Over-the-counter (OTC) sleep aids containing the antihistamine diphenhydramine (such as Nytol and Sominex) may be safe for nursing mothers with insomnia. Another antihistamine called chlorpheniramine (found in Chlor-Trimetron) may also help. Side effects include daytime drowsiness, stomach upset, and nervousness.

While melatonin supplements may help some people fall asleep faster, they don't work for everyone and tends to lose their effectiveness over time.

Lifestyle changes may help overcome insomnia. This includes improving your sleep habits, exercising routinely, and creating a bedroom environment that fosters sleep. Speak with your healthcare provider if sleep problems persist. If needed, you may be referred to a sleep specialist for further investigation.

A Word From Verywell

If your sleep issues are persistent, it is important to focus on yourself and get to the bottom of the issue. New parents all too commonly put their own needs on the back burner as they focus on the new baby and other family members.

Disrupted sleep is not only a nuisance that can leave you irritable, but can be dangerous when reaction times are decreased (such as while driving a car). Give your baby a gift by taking care of yourself.

8 Sources
Verywell Health uses only high-quality sources, including peer-reviewed studies, to support the facts within our articles. Read our editorial process to learn more about how we fact-check and keep our content accurate, reliable, and trustworthy.
  1. Centers for Disease Control and Prevention. Breastfeeding: Facts.

  2. So M, Bozzo P, Inoue M, Einarson A. Safety of antihistamines during pregnancy and lactationCan Fam Physician. 2010;56(5):427-429.

  3. National Center for Complementary and Integrative Health. Melatonin: In Depth.

  4. Vine T, Brown GM, Frey BN. Melatonin use during pregnancy and lactation: A scoping review of human studiesBraz J Psychiatry. 2022;44(3):342-348. doi:10.1590/1516-4446-2021-2156

  5. Davis's Drug Guide. Melatonin (pineal hormone, N-acetyl-5–methoxtryptamine).

  6. National Center for Complementary and Integrative Health. Melatonin: What You Need To Know.

  7. Fliesler N. Melatonin for kids: Is it effective? Is it safe? - Boston Children’s Answers.

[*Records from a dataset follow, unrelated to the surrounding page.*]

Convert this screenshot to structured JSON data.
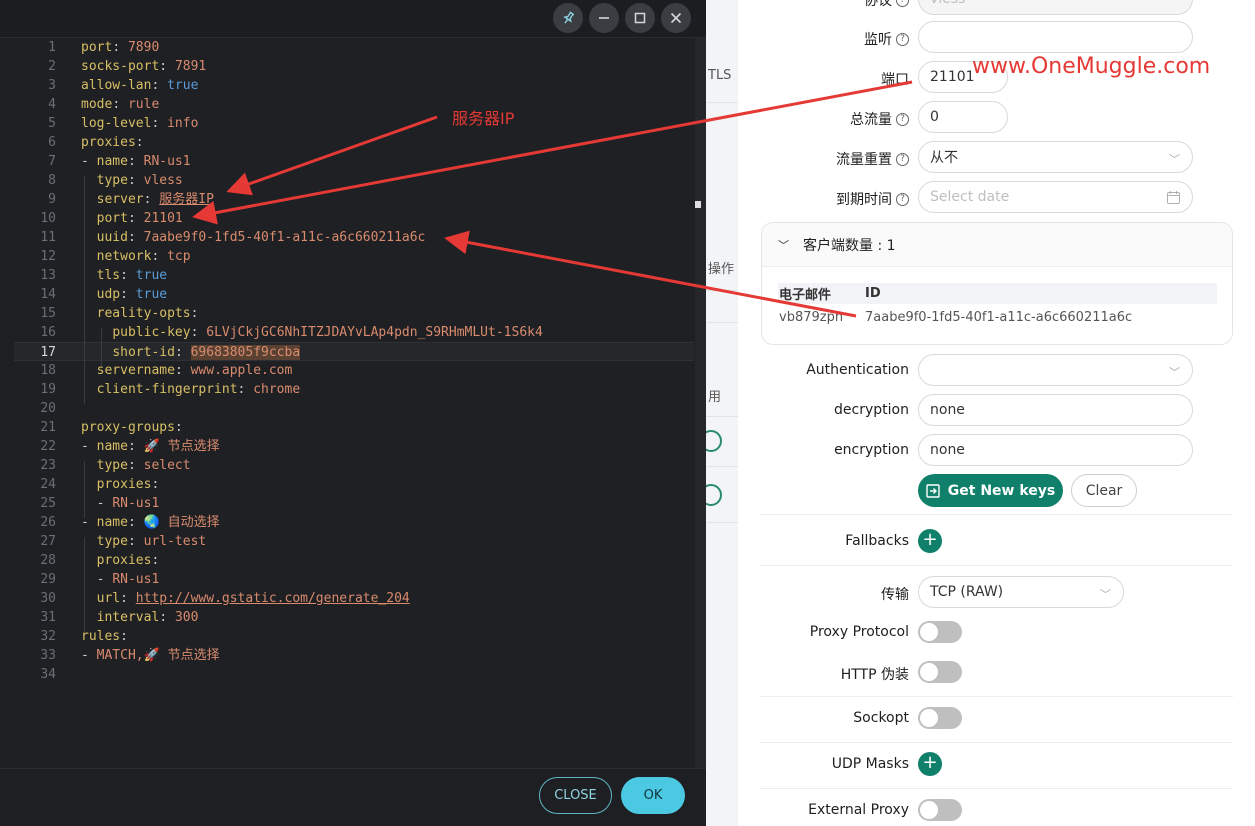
{
  "dialog": {
    "buttons": {
      "close": "CLOSE",
      "ok": "OK"
    },
    "code_lines": [
      {
        "n": "1",
        "s": [
          [
            "k",
            "port"
          ],
          [
            "p",
            ": "
          ],
          [
            "v",
            "7890"
          ]
        ]
      },
      {
        "n": "2",
        "s": [
          [
            "k",
            "socks-port"
          ],
          [
            "p",
            ": "
          ],
          [
            "v",
            "7891"
          ]
        ]
      },
      {
        "n": "3",
        "s": [
          [
            "k",
            "allow-lan"
          ],
          [
            "p",
            ": "
          ],
          [
            "b",
            "true"
          ]
        ]
      },
      {
        "n": "4",
        "s": [
          [
            "k",
            "mode"
          ],
          [
            "p",
            ": "
          ],
          [
            "v",
            "rule"
          ]
        ]
      },
      {
        "n": "5",
        "s": [
          [
            "k",
            "log-level"
          ],
          [
            "p",
            ": "
          ],
          [
            "v",
            "info"
          ]
        ]
      },
      {
        "n": "6",
        "s": [
          [
            "k",
            "proxies"
          ],
          [
            "p",
            ":"
          ]
        ]
      },
      {
        "n": "7",
        "s": [
          [
            "p",
            "- "
          ],
          [
            "k",
            "name"
          ],
          [
            "p",
            ": "
          ],
          [
            "v",
            "RN-us1"
          ]
        ]
      },
      {
        "n": "8",
        "s": [
          [
            "p",
            "  "
          ],
          [
            "k",
            "type"
          ],
          [
            "p",
            ": "
          ],
          [
            "v",
            "vless"
          ]
        ]
      },
      {
        "n": "9",
        "s": [
          [
            "p",
            "  "
          ],
          [
            "k",
            "server"
          ],
          [
            "p",
            ": "
          ],
          [
            "vu",
            "服务器IP"
          ]
        ]
      },
      {
        "n": "10",
        "s": [
          [
            "p",
            "  "
          ],
          [
            "k",
            "port"
          ],
          [
            "p",
            ": "
          ],
          [
            "v",
            "21101"
          ]
        ]
      },
      {
        "n": "11",
        "s": [
          [
            "p",
            "  "
          ],
          [
            "k",
            "uuid"
          ],
          [
            "p",
            ": "
          ],
          [
            "v",
            "7aabe9f0-1fd5-40f1-a11c-a6c660211a6c"
          ]
        ]
      },
      {
        "n": "12",
        "s": [
          [
            "p",
            "  "
          ],
          [
            "k",
            "network"
          ],
          [
            "p",
            ": "
          ],
          [
            "v",
            "tcp"
          ]
        ]
      },
      {
        "n": "13",
        "s": [
          [
            "p",
            "  "
          ],
          [
            "k",
            "tls"
          ],
          [
            "p",
            ": "
          ],
          [
            "b",
            "true"
          ]
        ]
      },
      {
        "n": "14",
        "s": [
          [
            "p",
            "  "
          ],
          [
            "k",
            "udp"
          ],
          [
            "p",
            ": "
          ],
          [
            "b",
            "true"
          ]
        ]
      },
      {
        "n": "15",
        "s": [
          [
            "p",
            "  "
          ],
          [
            "k",
            "reality-opts"
          ],
          [
            "p",
            ":"
          ]
        ]
      },
      {
        "n": "16",
        "s": [
          [
            "p",
            "    "
          ],
          [
            "k",
            "public-key"
          ],
          [
            "p",
            ": "
          ],
          [
            "v",
            "6LVjCkjGC6NhITZJDAYvLAp4pdn_S9RHmMLUt-1S6k4"
          ]
        ]
      },
      {
        "n": "17",
        "active": true,
        "s": [
          [
            "p",
            "    "
          ],
          [
            "k",
            "short-id"
          ],
          [
            "p",
            ": "
          ],
          [
            "vh",
            "69683805f9ccba"
          ]
        ]
      },
      {
        "n": "18",
        "s": [
          [
            "p",
            "  "
          ],
          [
            "k",
            "servername"
          ],
          [
            "p",
            ": "
          ],
          [
            "v",
            "www.apple.com"
          ]
        ]
      },
      {
        "n": "19",
        "s": [
          [
            "p",
            "  "
          ],
          [
            "k",
            "client-fingerprint"
          ],
          [
            "p",
            ": "
          ],
          [
            "v",
            "chrome"
          ]
        ]
      },
      {
        "n": "20",
        "s": []
      },
      {
        "n": "21",
        "s": [
          [
            "k",
            "proxy-groups"
          ],
          [
            "p",
            ":"
          ]
        ]
      },
      {
        "n": "22",
        "s": [
          [
            "p",
            "- "
          ],
          [
            "k",
            "name"
          ],
          [
            "p",
            ": "
          ],
          [
            "v",
            "🚀 节点选择"
          ]
        ]
      },
      {
        "n": "23",
        "s": [
          [
            "p",
            "  "
          ],
          [
            "k",
            "type"
          ],
          [
            "p",
            ": "
          ],
          [
            "v",
            "select"
          ]
        ]
      },
      {
        "n": "24",
        "s": [
          [
            "p",
            "  "
          ],
          [
            "k",
            "proxies"
          ],
          [
            "p",
            ":"
          ]
        ]
      },
      {
        "n": "25",
        "s": [
          [
            "p",
            "  - "
          ],
          [
            "v",
            "RN-us1"
          ]
        ]
      },
      {
        "n": "26",
        "s": [
          [
            "p",
            "- "
          ],
          [
            "k",
            "name"
          ],
          [
            "p",
            ": "
          ],
          [
            "v",
            "🌏 自动选择"
          ]
        ]
      },
      {
        "n": "27",
        "s": [
          [
            "p",
            "  "
          ],
          [
            "k",
            "type"
          ],
          [
            "p",
            ": "
          ],
          [
            "v",
            "url-test"
          ]
        ]
      },
      {
        "n": "28",
        "s": [
          [
            "p",
            "  "
          ],
          [
            "k",
            "proxies"
          ],
          [
            "p",
            ":"
          ]
        ]
      },
      {
        "n": "29",
        "s": [
          [
            "p",
            "  - "
          ],
          [
            "v",
            "RN-us1"
          ]
        ]
      },
      {
        "n": "30",
        "s": [
          [
            "p",
            "  "
          ],
          [
            "k",
            "url"
          ],
          [
            "p",
            ": "
          ],
          [
            "vu",
            "http://www.gstatic.com/generate_204"
          ]
        ]
      },
      {
        "n": "31",
        "s": [
          [
            "p",
            "  "
          ],
          [
            "k",
            "interval"
          ],
          [
            "p",
            ": "
          ],
          [
            "v",
            "300"
          ]
        ]
      },
      {
        "n": "32",
        "s": [
          [
            "k",
            "rules"
          ],
          [
            "p",
            ":"
          ]
        ]
      },
      {
        "n": "33",
        "s": [
          [
            "p",
            "- "
          ],
          [
            "v",
            "MATCH,🚀 节点选择"
          ]
        ]
      },
      {
        "n": "34",
        "s": []
      }
    ],
    "window_icons": [
      "pin-icon",
      "minimize-icon",
      "maximize-icon",
      "close-icon"
    ]
  },
  "background_fragments": {
    "tls": "TLS",
    "actions": "操作",
    "enable": "用"
  },
  "panel": {
    "protocol": {
      "label": "协议",
      "value": "vless"
    },
    "listen": {
      "label": "监听",
      "value": ""
    },
    "port": {
      "label": "端口",
      "value": "21101"
    },
    "total_traffic": {
      "label": "总流量",
      "value": "0"
    },
    "traffic_reset": {
      "label": "流量重置",
      "value": "从不"
    },
    "expiry": {
      "label": "到期时间",
      "placeholder": "Select date"
    },
    "clients": {
      "header": "客户端数量 : 1",
      "col_email": "电子邮件",
      "col_id": "ID",
      "rows": [
        {
          "email": "vb879zph",
          "id": "7aabe9f0-1fd5-40f1-a11c-a6c660211a6c"
        }
      ]
    },
    "authentication": {
      "label": "Authentication",
      "value": ""
    },
    "decryption": {
      "label": "decryption",
      "value": "none"
    },
    "encryption": {
      "label": "encryption",
      "value": "none"
    },
    "get_new_keys": "Get New keys",
    "clear": "Clear",
    "fallbacks": {
      "label": "Fallbacks"
    },
    "transport": {
      "label": "传输",
      "value": "TCP (RAW)"
    },
    "proxy_protocol": {
      "label": "Proxy Protocol",
      "on": false
    },
    "http_camouflage": {
      "label": "HTTP 伪装",
      "on": false
    },
    "sockopt": {
      "label": "Sockopt",
      "on": false
    },
    "udp_masks": {
      "label": "UDP Masks"
    },
    "external_proxy": {
      "label": "External Proxy",
      "on": false
    }
  },
  "annotations": {
    "server_ip": "服务器IP",
    "watermark": "www.OneMuggle.com",
    "color": "#e53935"
  },
  "colors": {
    "primary": "#10806a",
    "dialog_bg": "#1e1f22",
    "ok": "#4cc9e2",
    "yaml_key": "#d8bf66",
    "yaml_value": "#d98b6e",
    "yaml_bool": "#5a9bd6"
  }
}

  8. Marseglia L, Gitto E, Laschi E, et al. Antioxidant effect of melatonin in preterm newbornsOxid Med Cell Longev. 2021;2021:6308255. Published 2021 Nov 19. doi:10.1155/2021/6308255